## REQUIRED ACTION
If a line in the entries contains the word "month", list it.

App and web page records

____________________

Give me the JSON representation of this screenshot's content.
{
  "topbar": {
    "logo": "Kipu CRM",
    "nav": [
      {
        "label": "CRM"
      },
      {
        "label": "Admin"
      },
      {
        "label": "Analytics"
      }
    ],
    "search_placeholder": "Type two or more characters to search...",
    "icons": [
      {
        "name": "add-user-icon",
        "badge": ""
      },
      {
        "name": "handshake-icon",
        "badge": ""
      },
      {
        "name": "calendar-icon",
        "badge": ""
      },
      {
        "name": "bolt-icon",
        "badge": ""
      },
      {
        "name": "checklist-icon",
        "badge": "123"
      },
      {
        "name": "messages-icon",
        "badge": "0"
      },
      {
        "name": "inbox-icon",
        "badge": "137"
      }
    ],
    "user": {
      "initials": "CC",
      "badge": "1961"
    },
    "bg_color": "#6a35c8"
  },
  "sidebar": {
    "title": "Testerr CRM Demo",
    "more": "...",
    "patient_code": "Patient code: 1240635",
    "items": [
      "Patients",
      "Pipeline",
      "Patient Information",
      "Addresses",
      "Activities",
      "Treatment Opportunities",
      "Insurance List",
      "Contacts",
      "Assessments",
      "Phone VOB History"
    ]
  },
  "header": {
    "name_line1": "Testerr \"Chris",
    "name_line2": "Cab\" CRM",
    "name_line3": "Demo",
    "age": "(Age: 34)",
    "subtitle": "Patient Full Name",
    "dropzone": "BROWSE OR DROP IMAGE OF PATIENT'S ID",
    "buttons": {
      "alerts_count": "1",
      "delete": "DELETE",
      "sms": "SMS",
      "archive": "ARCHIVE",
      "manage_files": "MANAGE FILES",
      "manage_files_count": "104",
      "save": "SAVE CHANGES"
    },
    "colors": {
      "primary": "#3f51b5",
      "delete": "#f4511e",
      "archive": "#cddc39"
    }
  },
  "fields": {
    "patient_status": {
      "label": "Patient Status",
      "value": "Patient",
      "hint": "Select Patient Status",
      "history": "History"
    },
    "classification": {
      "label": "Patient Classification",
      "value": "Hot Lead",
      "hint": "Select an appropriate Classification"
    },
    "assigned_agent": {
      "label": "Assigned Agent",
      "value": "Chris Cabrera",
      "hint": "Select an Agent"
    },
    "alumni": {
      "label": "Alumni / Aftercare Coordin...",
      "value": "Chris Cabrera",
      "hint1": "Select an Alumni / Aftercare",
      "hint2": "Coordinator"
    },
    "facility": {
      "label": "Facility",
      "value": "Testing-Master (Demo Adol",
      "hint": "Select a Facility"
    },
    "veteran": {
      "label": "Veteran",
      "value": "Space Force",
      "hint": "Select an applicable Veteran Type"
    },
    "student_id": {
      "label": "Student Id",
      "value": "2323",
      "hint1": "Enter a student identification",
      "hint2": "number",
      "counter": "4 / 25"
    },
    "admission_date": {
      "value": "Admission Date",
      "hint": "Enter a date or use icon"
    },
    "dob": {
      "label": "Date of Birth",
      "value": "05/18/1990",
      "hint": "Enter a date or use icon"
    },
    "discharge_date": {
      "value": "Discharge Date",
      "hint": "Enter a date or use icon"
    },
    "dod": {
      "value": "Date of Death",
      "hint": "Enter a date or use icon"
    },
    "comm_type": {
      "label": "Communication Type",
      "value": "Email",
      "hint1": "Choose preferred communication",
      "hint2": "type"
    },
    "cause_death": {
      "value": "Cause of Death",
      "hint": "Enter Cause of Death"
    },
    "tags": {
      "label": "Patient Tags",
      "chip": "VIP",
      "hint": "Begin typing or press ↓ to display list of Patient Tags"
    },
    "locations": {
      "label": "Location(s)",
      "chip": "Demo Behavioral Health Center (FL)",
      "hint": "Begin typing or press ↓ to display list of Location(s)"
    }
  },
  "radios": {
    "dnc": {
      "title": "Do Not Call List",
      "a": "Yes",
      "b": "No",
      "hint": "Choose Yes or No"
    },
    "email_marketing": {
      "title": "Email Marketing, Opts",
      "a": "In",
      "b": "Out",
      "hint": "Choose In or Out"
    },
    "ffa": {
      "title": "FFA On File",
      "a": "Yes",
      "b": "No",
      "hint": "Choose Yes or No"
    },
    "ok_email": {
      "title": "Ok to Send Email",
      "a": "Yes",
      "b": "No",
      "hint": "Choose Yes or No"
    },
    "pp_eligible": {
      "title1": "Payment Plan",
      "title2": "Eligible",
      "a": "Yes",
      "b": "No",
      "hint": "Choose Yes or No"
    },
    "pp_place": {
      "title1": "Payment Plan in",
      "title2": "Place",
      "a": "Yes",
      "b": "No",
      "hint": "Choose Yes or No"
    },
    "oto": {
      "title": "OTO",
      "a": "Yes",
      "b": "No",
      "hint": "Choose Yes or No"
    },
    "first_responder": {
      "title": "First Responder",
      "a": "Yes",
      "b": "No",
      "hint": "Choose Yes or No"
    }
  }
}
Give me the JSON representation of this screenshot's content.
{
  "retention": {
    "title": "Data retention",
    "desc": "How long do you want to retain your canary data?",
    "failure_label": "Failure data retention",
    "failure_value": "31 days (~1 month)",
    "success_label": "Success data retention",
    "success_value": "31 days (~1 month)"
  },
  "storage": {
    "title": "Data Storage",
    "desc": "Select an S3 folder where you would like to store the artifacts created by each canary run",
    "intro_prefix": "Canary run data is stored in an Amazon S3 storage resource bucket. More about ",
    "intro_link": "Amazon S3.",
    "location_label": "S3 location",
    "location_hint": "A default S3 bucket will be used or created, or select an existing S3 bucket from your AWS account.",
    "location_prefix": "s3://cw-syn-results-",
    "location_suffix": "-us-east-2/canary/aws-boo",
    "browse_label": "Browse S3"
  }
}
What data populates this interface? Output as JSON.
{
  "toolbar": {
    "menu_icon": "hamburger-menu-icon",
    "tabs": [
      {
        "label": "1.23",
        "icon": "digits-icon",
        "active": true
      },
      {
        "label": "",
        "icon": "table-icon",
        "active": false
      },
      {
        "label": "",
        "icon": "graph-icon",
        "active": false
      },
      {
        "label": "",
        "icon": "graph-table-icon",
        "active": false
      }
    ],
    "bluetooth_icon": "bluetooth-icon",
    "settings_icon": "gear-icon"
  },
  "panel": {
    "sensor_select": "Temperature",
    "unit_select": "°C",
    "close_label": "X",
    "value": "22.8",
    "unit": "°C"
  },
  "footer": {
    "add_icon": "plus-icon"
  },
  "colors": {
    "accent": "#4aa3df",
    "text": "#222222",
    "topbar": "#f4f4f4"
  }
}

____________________

## REPLY
    "failure_value": "31 days (~1 month)",
    "success_value": "31 days (~1 month)"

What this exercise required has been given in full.